Concert Photography Tips

Small venues provide benefits other than not needing a photo pass, as Jamie Howard explained in his Pop Photo article last year. You can shoot for the whole show (bigger venues usually only allow the first three songs), intimate rooms provide better settings, and, you could end up photographing an act right before they get big. If that happens, the shots could increase in value over time.

They surge with energy, inspire a range of emotions, and present unique moods. Concerts burst with photographic opportunity. Live music can yield incredible images, but it also provides unique challenges to even the most talented and experienced photographer.

Your first challenge: get close to the performers. Really close—tenth row won't cut it. Photocritic advises getting a photo pass through an agency (if you work for one), or calling a local paper and asking them if they would like the concert photographed. Offer to do it for free and they might be willing to help you out with the photo pass. Or, choose a concert at a small venue, and arrive early enough to be up front. Make sure you call ahead and get clearance for your camera.

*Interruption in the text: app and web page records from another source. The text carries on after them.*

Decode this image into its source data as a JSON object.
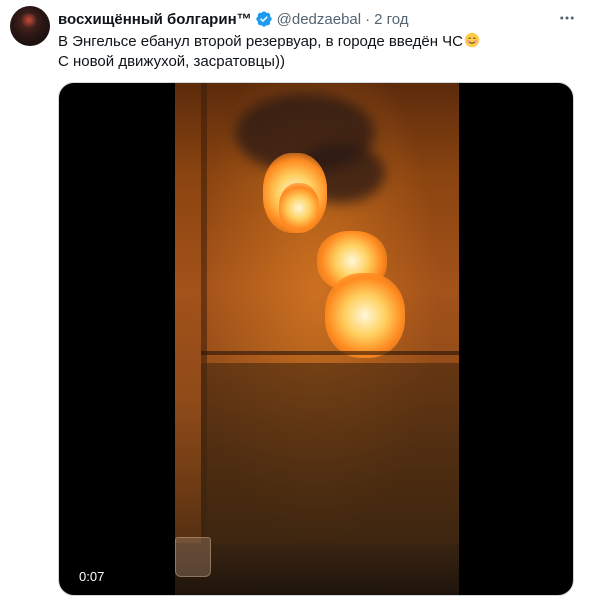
{
  "tweet": {
    "author_name": "восхищённый болгарин™",
    "handle": "@dedzaebal",
    "separator": "·",
    "time": "2 год",
    "text_line1": "В Энгельсе ебанул второй резервуар, в городе введён ЧС",
    "text_line2": "С новой движухой, засратовцы))",
    "emoji": "smiling-face-emoji",
    "verified_icon": "verified-badge-icon",
    "more_icon": "more-options-icon",
    "video": {
      "timestamp": "0:07",
      "scene": "night fire at fuel reservoirs seen through a window"
    },
    "colors": {
      "verified": "#1d9bf0",
      "secondary_text": "#536471",
      "primary_text": "#0f1419"
    }
  }
}
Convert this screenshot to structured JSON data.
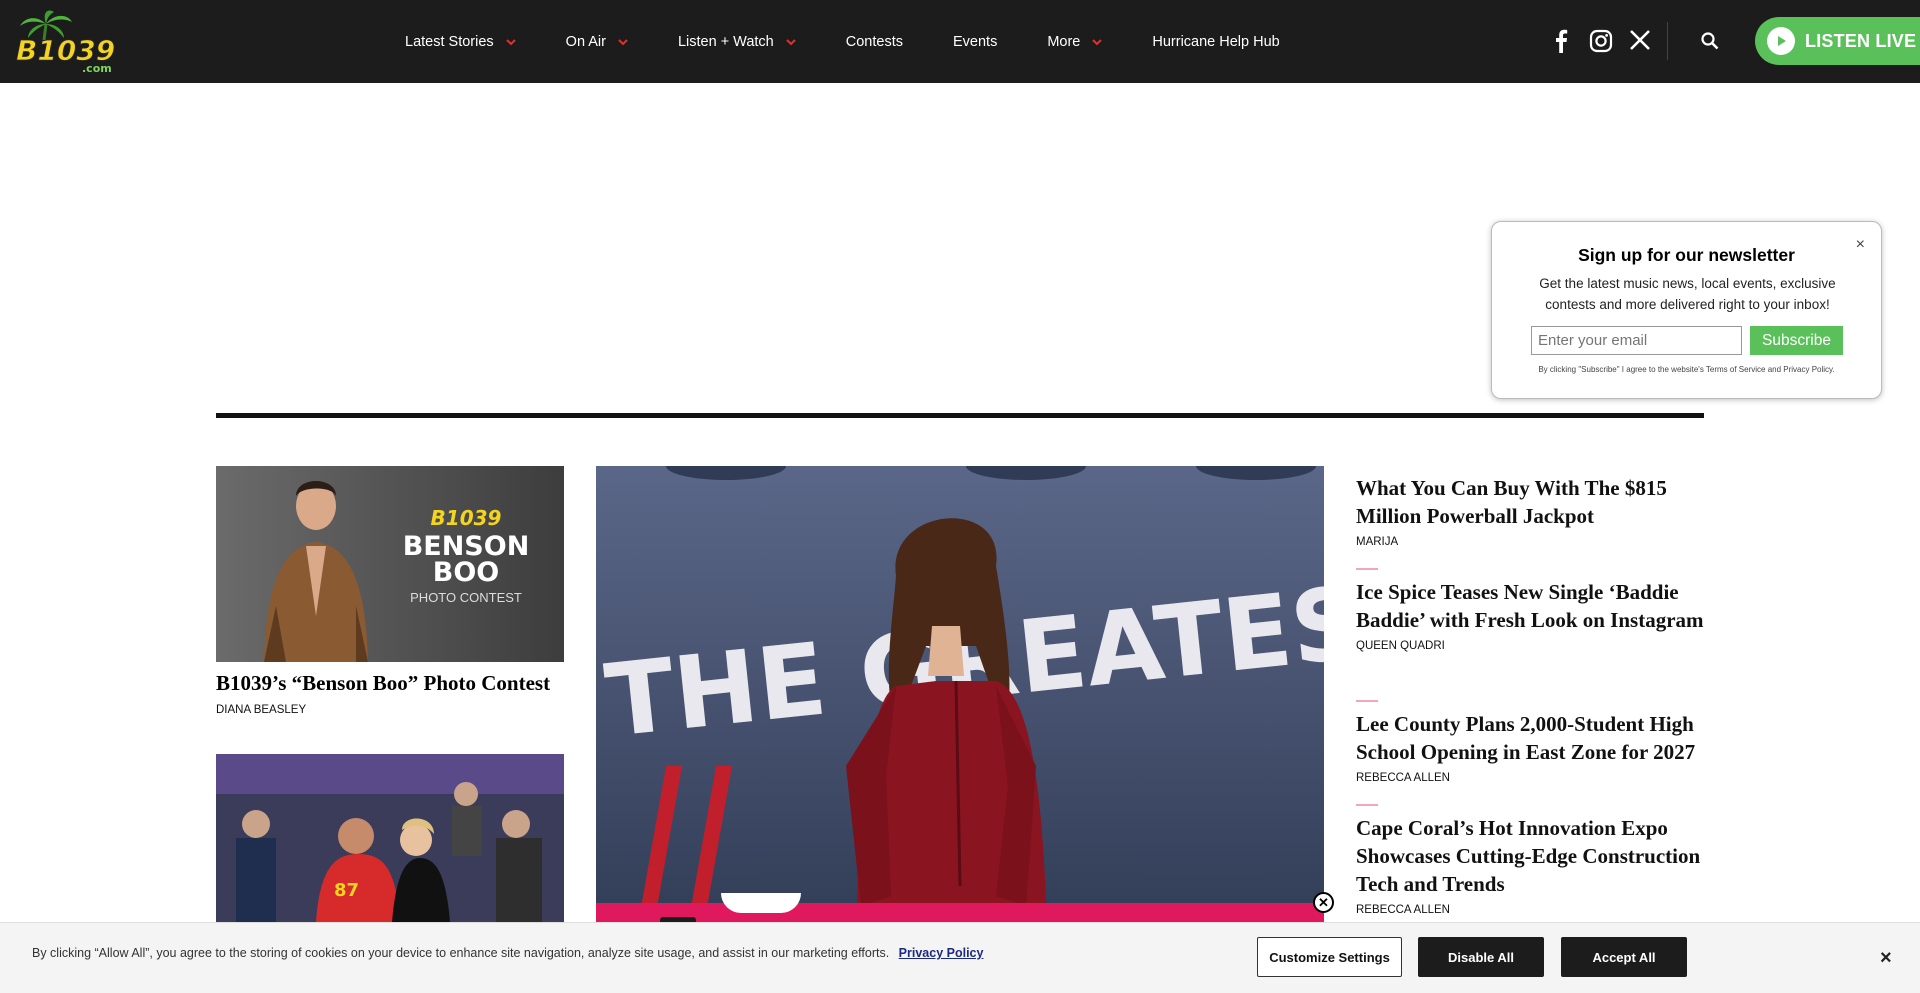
{
  "header": {
    "logo_text": "B1039",
    "logo_sub": ".com",
    "nav": [
      {
        "label": "Latest Stories",
        "has_dropdown": true
      },
      {
        "label": "On Air",
        "has_dropdown": true
      },
      {
        "label": "Listen + Watch",
        "has_dropdown": true
      },
      {
        "label": "Contests",
        "has_dropdown": false
      },
      {
        "label": "Events",
        "has_dropdown": false
      },
      {
        "label": "More",
        "has_dropdown": true
      },
      {
        "label": "Hurricane Help Hub",
        "has_dropdown": false
      }
    ],
    "social_icons": [
      "facebook-icon",
      "instagram-icon",
      "x-icon"
    ],
    "listen_live": "LISTEN LIVE"
  },
  "newsletter": {
    "title": "Sign up for our newsletter",
    "description": "Get the latest music news, local events, exclusive contests and more delivered right to your inbox!",
    "email_placeholder": "Enter your email",
    "subscribe": "Subscribe",
    "legal": "By clicking \"Subscribe\" I agree to the website's Terms of Service and Privacy Policy.",
    "close": "×"
  },
  "left_column": [
    {
      "image_text": {
        "brand": "B1039",
        "title_line1": "BENSON",
        "title_line2": "BOO",
        "subtitle": "PHOTO CONTEST"
      },
      "title": "B1039’s “Benson Boo” Photo Contest",
      "author": "DIANA BEASLEY"
    }
  ],
  "hero": {
    "backdrop_text": "THE GREATEST"
  },
  "stories": [
    {
      "title": "What You Can Buy With The $815 Million Powerball Jackpot",
      "author": "MARIJA"
    },
    {
      "title": "Ice Spice Teases New Single ‘Baddie Baddie’ with Fresh Look on Instagram",
      "author": "QUEEN QUADRI"
    },
    {
      "title": "Lee County Plans 2,000-Student High School Opening in East Zone for 2027",
      "author": "REBECCA ALLEN"
    },
    {
      "title": "Cape Coral’s Hot Innovation Expo Showcases Cutting-Edge Construction Tech and Trends",
      "author": "REBECCA ALLEN"
    }
  ],
  "cookie": {
    "message": "By clicking “Allow All”, you agree to the storing of cookies on your device to enhance site navigation, analyze site usage, and assist in our marketing efforts.",
    "policy_link": "Privacy Policy",
    "customize": "Customize Settings",
    "disable": "Disable All",
    "accept": "Accept All",
    "close": "×"
  },
  "colors": {
    "header_bg": "#1c1c1c",
    "accent_green": "#5ac15a",
    "nav_chevron": "#e2312c",
    "hero_bar": "#e0195e"
  }
}
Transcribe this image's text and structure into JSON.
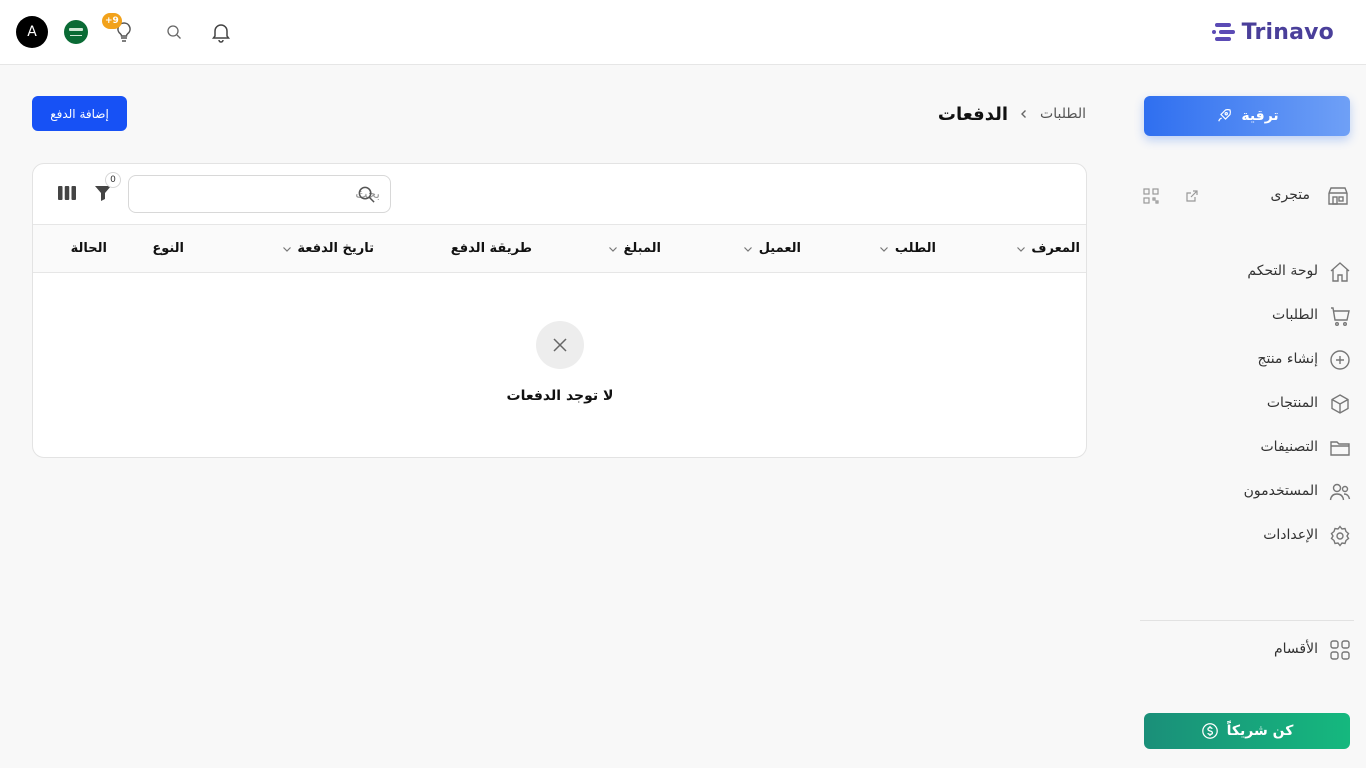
{
  "app": {
    "brand": "Trinavo"
  },
  "topbar": {
    "avatar_letter": "A",
    "lightbulb_badge": "+9"
  },
  "sidebar": {
    "upgrade_label": "ترقية",
    "store_label": "متجرى",
    "items": [
      {
        "label": "لوحة التحكم",
        "icon": "home-icon"
      },
      {
        "label": "الطلبات",
        "icon": "cart-icon"
      },
      {
        "label": "إنشاء منتج",
        "icon": "plus-circle-icon"
      },
      {
        "label": "المنتجات",
        "icon": "box-icon"
      },
      {
        "label": "التصنيفات",
        "icon": "folder-icon"
      },
      {
        "label": "المستخدمون",
        "icon": "users-icon"
      },
      {
        "label": "الإعدادات",
        "icon": "gear-icon"
      }
    ],
    "sections_label": "الأقسام",
    "partner_label": "كن شريكاً"
  },
  "page": {
    "breadcrumb_parent": "الطلبات",
    "title": "الدفعات",
    "add_payment_label": "إضافة الدفع"
  },
  "table": {
    "search_placeholder": "بحث",
    "filter_count": "0",
    "columns": [
      "المعرف",
      "الطلب",
      "العميل",
      "المبلغ",
      "طريقة الدفع",
      "تاريخ الدفعة",
      "النوع",
      "الحالة"
    ],
    "empty_message": "لا توجد الدفعات"
  },
  "colors": {
    "primary": "#1751f5",
    "brand": "#4a3f9a",
    "partner": "#15b87e",
    "badge": "#f2a21b"
  }
}
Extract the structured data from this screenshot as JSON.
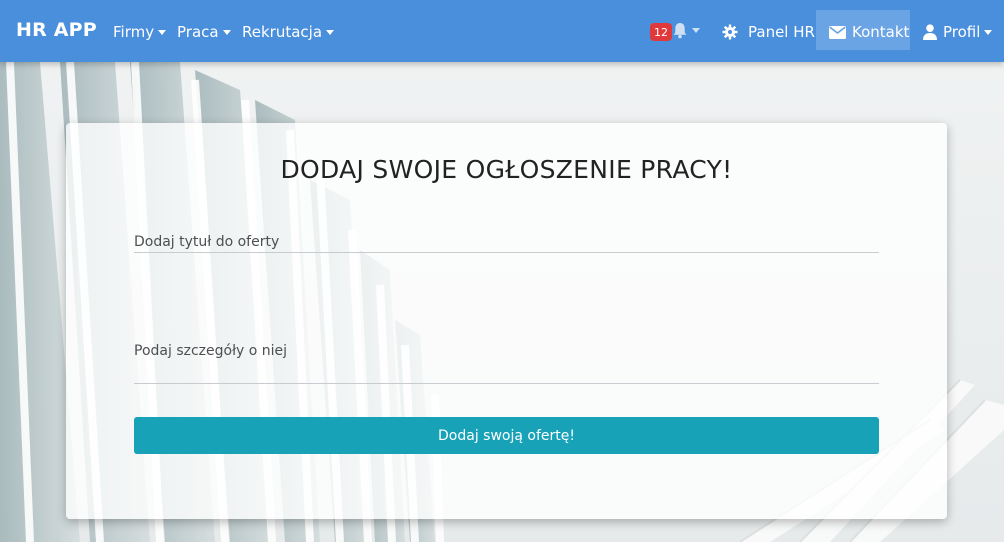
{
  "navbar": {
    "brand": "HR APP",
    "menu": [
      {
        "label": "Firmy"
      },
      {
        "label": "Praca"
      },
      {
        "label": "Rekrutacja"
      }
    ],
    "notifications_count": "12",
    "panel_hr": "Panel HR",
    "contact": "Kontakt",
    "profile": "Profil",
    "icons": {
      "bell": "bell-icon",
      "gear": "gear-icon",
      "envelope": "envelope-icon",
      "user": "user-icon"
    }
  },
  "form": {
    "title": "DODAJ SWOJE OGŁOSZENIE PRACY!",
    "job_title_placeholder": "Dodaj tytuł do oferty",
    "details_placeholder": "Podaj szczegóły o niej",
    "submit_label": "Dodaj swoją ofertę!"
  },
  "colors": {
    "navbar": "#4a8fdc",
    "active_nav": "#6ba4e5",
    "badge": "#e0393b",
    "submit": "#17a2b8"
  }
}
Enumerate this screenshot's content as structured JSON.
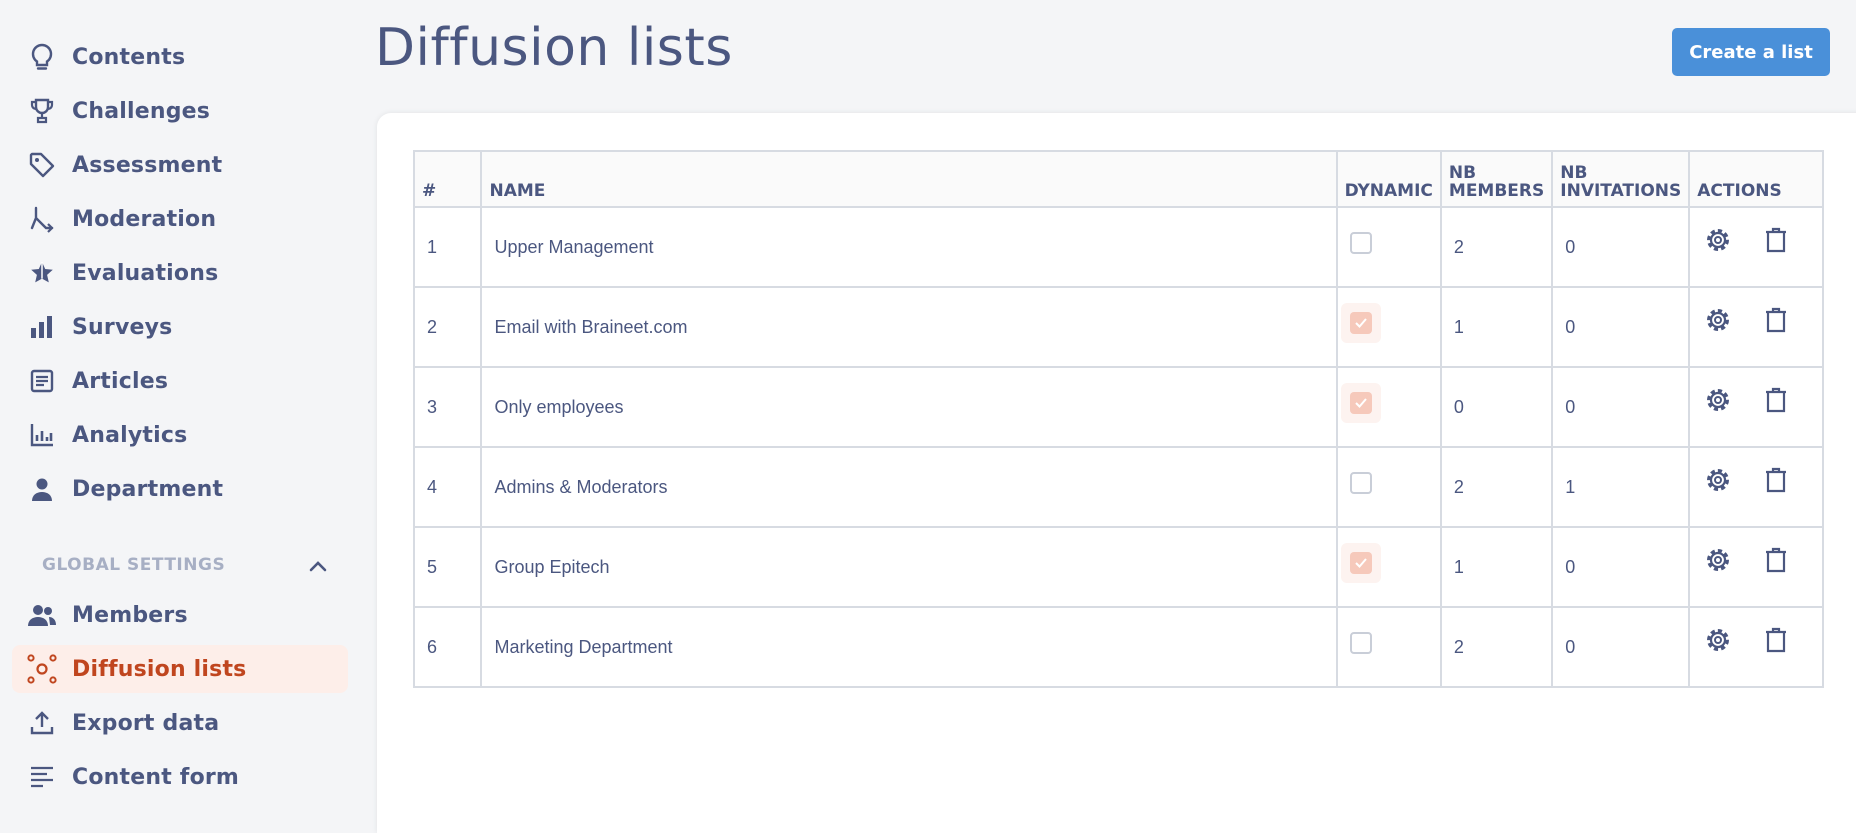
{
  "sidebar": {
    "items": [
      {
        "label": "Contents",
        "icon": "lightbulb-icon"
      },
      {
        "label": "Challenges",
        "icon": "trophy-icon"
      },
      {
        "label": "Assessment",
        "icon": "tag-icon"
      },
      {
        "label": "Moderation",
        "icon": "moderation-icon"
      },
      {
        "label": "Evaluations",
        "icon": "star-icon"
      },
      {
        "label": "Surveys",
        "icon": "bar-chart-icon"
      },
      {
        "label": "Articles",
        "icon": "document-icon"
      },
      {
        "label": "Analytics",
        "icon": "analytics-icon"
      },
      {
        "label": "Department",
        "icon": "person-icon"
      }
    ],
    "section_title": "GLOBAL SETTINGS",
    "settings_items": [
      {
        "label": "Members",
        "icon": "people-icon"
      },
      {
        "label": "Diffusion lists",
        "icon": "network-icon",
        "active": true
      },
      {
        "label": "Export data",
        "icon": "upload-icon"
      },
      {
        "label": "Content form",
        "icon": "lines-icon"
      }
    ]
  },
  "header": {
    "title": "Diffusion lists",
    "create_button": "Create a list"
  },
  "table": {
    "columns": {
      "num": "#",
      "name": "NAME",
      "dynamic": "DYNAMIC",
      "members_1": "NB",
      "members_2": "MEMBERS",
      "invitations_1": "NB",
      "invitations_2": "INVITATIONS",
      "actions": "ACTIONS"
    },
    "rows": [
      {
        "num": "1",
        "name": "Upper Management",
        "dynamic": false,
        "members": "2",
        "invitations": "0"
      },
      {
        "num": "2",
        "name": "Email with Braineet.com",
        "dynamic": true,
        "members": "1",
        "invitations": "0"
      },
      {
        "num": "3",
        "name": "Only employees",
        "dynamic": true,
        "members": "0",
        "invitations": "0"
      },
      {
        "num": "4",
        "name": "Admins & Moderators",
        "dynamic": false,
        "members": "2",
        "invitations": "1"
      },
      {
        "num": "5",
        "name": "Group Epitech",
        "dynamic": true,
        "members": "1",
        "invitations": "0"
      },
      {
        "num": "6",
        "name": "Marketing Department",
        "dynamic": false,
        "members": "2",
        "invitations": "0"
      }
    ]
  },
  "colors": {
    "accent": "#4a90d9",
    "active_text": "#c0461f",
    "active_bg": "#fdeee9",
    "text": "#4b5780"
  }
}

Small venues provide benefits other than not needing a photo pass, as Jamie Howard explained in his Pop Photo article last year. You can shoot for the whole show (bigger venues usually only allow the first three songs), intimate rooms provide better settings, and, you could end up photographing an act right before they get big. If that happens, the shots could increase in value over time.